Such mental attributes make a big difference. The worst thing to do now would be to rock the boat.
RBM: What do you think Dyche needs to change to steer Burnley clear of trouble?
Jonny: Changing a formula that has proved to be successful over the past five years is somewhat dangerous. Dyche’s football can be quite boring to watch, at times, but it yields the necessary results to stay in the division. The manager doesn’t pander to idealistic football; he panders to necessary football.
Sometimes, such football leaves Burnley looking tactically inept and really up against it. However, the merits are there for all to see. Just like Roy Hodgson, Sam Allardyce, Steve Bruce and others, a more pragmatic style that focuses on defensive resolve is a method of playing with proven success.
RBM: With still three-quarters of the season left, how confident are you currently that Burnley will stay up?
Jonny: Still confident. Sheffield United look like they’re in big trouble. Their performances haven’t been bad but their squad lacks the experience and know-how to turn their poor form around.
Fulham and West Brom have improved their performances but the challenges that are facing the newly promoted clubs are very fierce. They are probably more fierce than ever before as a result of the pandemic.

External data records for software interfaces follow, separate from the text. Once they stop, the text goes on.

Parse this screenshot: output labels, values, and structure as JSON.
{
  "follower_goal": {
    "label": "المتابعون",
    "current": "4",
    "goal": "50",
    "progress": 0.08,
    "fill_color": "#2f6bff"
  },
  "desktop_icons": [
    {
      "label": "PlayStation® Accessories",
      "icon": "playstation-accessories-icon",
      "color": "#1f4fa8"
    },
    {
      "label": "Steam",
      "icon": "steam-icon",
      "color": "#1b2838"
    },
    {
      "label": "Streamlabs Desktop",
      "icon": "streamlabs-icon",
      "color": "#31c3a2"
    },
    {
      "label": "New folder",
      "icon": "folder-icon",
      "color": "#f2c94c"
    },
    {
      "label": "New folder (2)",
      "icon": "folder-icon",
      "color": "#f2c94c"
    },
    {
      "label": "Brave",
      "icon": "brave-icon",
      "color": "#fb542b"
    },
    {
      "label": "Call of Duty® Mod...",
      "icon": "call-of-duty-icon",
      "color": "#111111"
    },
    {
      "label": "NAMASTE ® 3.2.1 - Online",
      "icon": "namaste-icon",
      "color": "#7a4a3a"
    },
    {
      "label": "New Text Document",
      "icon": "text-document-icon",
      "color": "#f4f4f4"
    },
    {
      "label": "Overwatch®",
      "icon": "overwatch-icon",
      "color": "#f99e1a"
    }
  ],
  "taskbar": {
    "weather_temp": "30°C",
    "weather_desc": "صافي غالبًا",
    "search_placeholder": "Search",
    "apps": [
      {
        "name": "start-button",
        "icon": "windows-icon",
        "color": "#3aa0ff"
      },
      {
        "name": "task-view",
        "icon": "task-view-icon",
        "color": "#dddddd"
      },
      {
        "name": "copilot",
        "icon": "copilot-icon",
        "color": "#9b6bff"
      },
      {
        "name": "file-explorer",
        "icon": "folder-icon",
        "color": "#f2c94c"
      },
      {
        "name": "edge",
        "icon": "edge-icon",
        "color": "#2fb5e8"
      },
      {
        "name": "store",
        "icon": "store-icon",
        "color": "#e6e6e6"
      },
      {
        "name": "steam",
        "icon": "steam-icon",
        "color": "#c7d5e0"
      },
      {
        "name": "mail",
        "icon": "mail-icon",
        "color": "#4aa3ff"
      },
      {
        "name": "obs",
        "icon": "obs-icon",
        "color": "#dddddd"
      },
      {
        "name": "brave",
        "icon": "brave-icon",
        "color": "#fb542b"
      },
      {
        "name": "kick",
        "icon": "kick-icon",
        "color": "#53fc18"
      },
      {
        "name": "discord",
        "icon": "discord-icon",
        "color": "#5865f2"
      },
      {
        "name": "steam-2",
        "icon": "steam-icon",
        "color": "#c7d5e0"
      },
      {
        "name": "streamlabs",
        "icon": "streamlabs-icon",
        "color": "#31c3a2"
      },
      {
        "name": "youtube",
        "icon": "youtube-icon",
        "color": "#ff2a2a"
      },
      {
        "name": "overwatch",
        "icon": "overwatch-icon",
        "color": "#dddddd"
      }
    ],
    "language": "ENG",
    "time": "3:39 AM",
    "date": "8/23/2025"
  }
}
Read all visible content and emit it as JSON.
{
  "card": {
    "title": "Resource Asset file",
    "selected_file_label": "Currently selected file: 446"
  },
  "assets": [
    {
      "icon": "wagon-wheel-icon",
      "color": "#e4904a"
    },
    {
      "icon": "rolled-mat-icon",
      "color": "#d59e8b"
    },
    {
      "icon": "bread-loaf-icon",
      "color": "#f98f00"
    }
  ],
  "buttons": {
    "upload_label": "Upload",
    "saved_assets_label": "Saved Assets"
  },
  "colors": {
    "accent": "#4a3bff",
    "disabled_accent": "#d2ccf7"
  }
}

Newcastle have also rode their luck massive over the course of this campaign. They are picking up points in an unsustainable way. Crystal Palace are also struggling for form.
Now is not the time to panic. Those who panic and choke are those who go down.
RBM: How do you expect Burnley to set up on Saturday?
Jonny: Nick Pope and Josh Brownhill look set to return after minor injuries. Johann Berg Gudmundsson is having his minutes carefully managed, but he got a full rest at the Etihad Stadium. I would expect him to get another rest in Burnley’s following match against Arsenal. Phil Bardsley is close to a return but Matt Lowton has been fairly competent in his absence.
(4-4-2) Pope; Lowton, Tarkowski, Mee, Taylor; Gudmundsson, Brownhill, Westwood, McNeil; Rodriguez, Wood.
RBM: Which of Burnley’s players do you think can cause Everton the most problems?
Jonny: This season, Dwight McNeil has struggled to find his rhythm but he could find some joy down the left if Everton go with a back three.
His wicked deliveries into the box could also cause concern for Jordan Pickford and the two, or three, central defenders.
RBM: Finally, what’s your prediction for Saturday’s game?
Jonny: 1-1. Seamus Coleman and Lucas Digne are huge losses. Their runs from deep unlock the creative wizardry of James Rodriguez. His partnership with Digne has been particularly fruitful in the past few months.
However, Dominic Calvert-Lewin has been in remarkable form and he doesn’t need a second invitation. Even in their depleted state, Everton will feel confident about finding the net at Turf Moor but, equally, the Clarets will have their eyes on a questionable defence and goalkeeper.
Our thanks to Jonny for his time.